This is how change happens, before our very eyes, in joy and competition and hard work with other issues put to the side completely. At least in this arena, in this moment. I'm not saying the work of fighting racism and sexism is done, I'm just saying it was a wondrous moment, as was the graduation ceremony.
Then the 479 fine graduates and the one really important one processed across the stage at a rate of one every four seconds, accelerating gradually to one every three seconds and finally one every two seconds; they were pronounced officially graduated, the hats flew in the air, the mommas cried, the dads took pictures, and the graduates sang on the bus on the way to the all night party.
I want to tell you, too, about the delightfully cliche-packed student speeches (wouldn't have it any other way) and the small but important way those speeches have changed; and the story my friend told me about her daughter, who traveled to watch the "Ultimate" Frisbee competition with other Ultimate team mates on prom weekend, and the From, or "Frisbee Prom" they created, but this has gone on long enough; that will have to be another time.
And now at last, some book recommendations:
Chabon, Michael, The Mysteries of Pittsburgh
This coming-of-age novel about a young college graduate stayed with me for years. Only recently did I revisit it and realize that it was Michael Chabon's first book! Like his other books, this is beautifully written, witty, and deep.
David Allen Walsh (click to link to his books in the HCL catalog) is a nationally known writer and speaker on developmental psychology, with a focus on children and media. He founded the National Institute on Media and the Family in 1996 and is also the author of the supremely useful "Why do they act that way? : a survival guide to the adolescent brain for you and your teen.
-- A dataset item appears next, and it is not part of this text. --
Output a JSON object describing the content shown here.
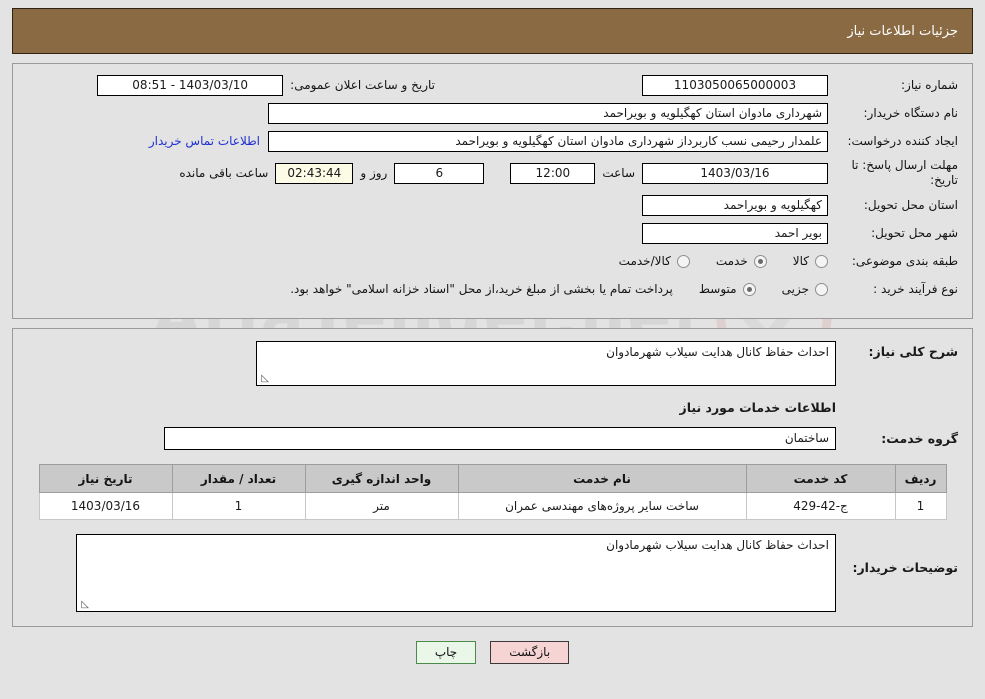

His children are South High alums, which is one reason he accepted the invitation to speak.
Click here for a sampling of a Cappella music.